Yehuda ben Tabai and Shimon ben Shatach received from them (Yehoshua ben Prachiah and Nitai HaArbeili). Yehuda ben Tabai says: Don’t make your self like a “lawyer;” and when the litigants are standing before you, they should both be viewed as guilty; and when they depart from before you (after the verdict has been rendered) they should both be viewed as virtuous, when they have accepted the judgment.
(This and the following Mishna are giving instruction to judges, who are responsible for “mishpat” and “din”. “Din” is more than what we would call in English “judgment” or even “justice.” Din – as we have written in earlier shiurim – is having something conform to EXACTLY the way it is supposed to be. It implies an imperative, and ANY deviation would remove it from the classification of true “din.” This is the underlying framework for these two Mishnayoth, which are teaching us how to ensure the integrity of the “din.”)
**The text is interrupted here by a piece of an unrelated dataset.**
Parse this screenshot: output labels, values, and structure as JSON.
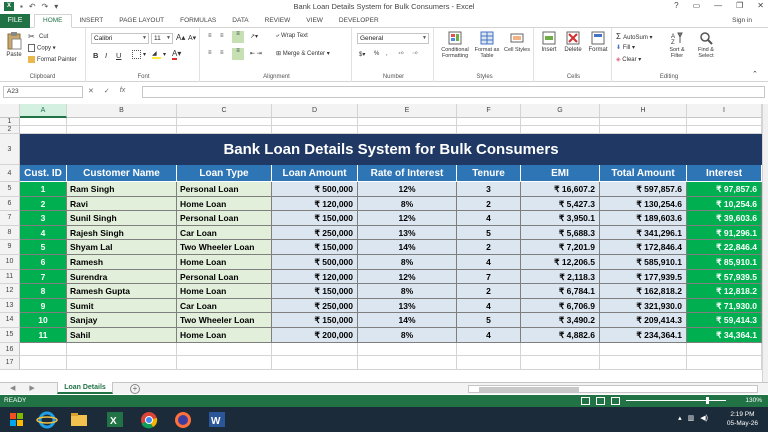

One should not be like people who teach a litigant what he should say in order to win the case (in contrast to a litigant who simply says the straight truth). This is being directed to judges, warning them not to give any indication to the litigants what claim might win the case for them.
We have pointed out that the musar taught by Chazal was always in matters which were important fundamentals. Yehuda be Tabai saw that even a few inappropriate words can lead to a distortion of true justice. This behavior was a serious problem, where even great people fell in to this trap. (See Ketuboth 52b and 86a which recounts two cases where advice was given on how to utilize a legal loophole, something that is deemed inappropriate coming from a person in a position of judicial authority. Whether it is appropriate for a friend of one of the litigants — that requires analysis of the commentaries on the above cited cases.)
“When the litigants are standing before you, they should both be viewed as guilty.” It is possible for a judge to have a feeling that one of the litigants is a righteous person and the other is wicked, which could interfere with his ability to objectively judge the CASE, based on the claims and evidence. (He might look to justify the claims of the person he viewed as a righteous person, while being overly suspicious of the claims of his opponent.) He is therefore instructed to initially view both parties as guilty, ensuring that he will subject all claims to rigorous and critical scrutiny. We are not taught to view both parties as initially being righteous, for this (overly romantic view) would prevent the judge from going below the surface of the claims to root out the truth. But when he views each of them as guilty, he will be more likely to reach the underlying truth of the case.
“When they depart from before you (after the verdict has been rendered) they should both be viewed as virtuous, when they have accepted the judgment.” Accepting the judgment is viewed as a special character trait, for most people aren’t willing to accept their own guilt or deficiency. (See Shabbat 119a. The seeds of our culture of “victimization,” where everything is someone else’s fault, are not a modern invention…) When they wholeheartedly accept the judgment, this indicates a special level of righteousness.
There is an additional perspective on the contrast between the preliminary attitude viewing both litigants as being wicked, followed by viewing them both as being righteous. When two people are in an argument, even if one is in the right, there is shared destiny between them. The Gemara in Shavuoth (39b) teaches us that when the defendant gives a false oath, the plaintiff also bears an element of responsibility. This is extracted from the language of the verse (Shemoth 22:10) “An oath of G-d shall be between the two of them…” teaching that the oath affects both of them. (Rashi explains that the plaintiff is punished for not taking care to entrust his money to an honest person[!], leading to “chilul HaShem,” a desecration of G-d’s name through a false oath.) Litigation with a dishonest person indicates a certain deficiency even in the person who is in the right. So the Tanna teaches that during the litigation, the judge should view both of them as wrong.
But once they have accepted the judgment, they are both righteous. Accepting judgment after there was “machloketh,” argument and dissension, can only exist if the people are basically righteous people, fulfilling the commandment “PURSUE righteousness” (Devarim 16:20). Initially, they were involved in dispute and dissension, which emanates from a negative source. (The parsha of Korach, with its accompanying commentaries teaches us how terribly destructive “machloketh” is.) But their mutual acceptance of the judgment shows that the initial dispute was really only due to their lack of clarity on what was right, to whom the money really belonged. A financial disagreement is different than a “machloketh.” Once there was a judgment, their acceptance of that judgment shows that their fundamental drive is for righteousness. Therefore, they should both be viewed as righteous people who have accepted the judgment.
(Contrast this with the bitterness that frequently follows a hotly disputed legal battle, and the scars that are left between both parties afterwards. That’s because court cases today are about “winning.” The Torah view of a court case is the pursuit of truth. The loser should be as happy as the winner, for a Jew does not want to have money in his possession that does not honestly belong to him.)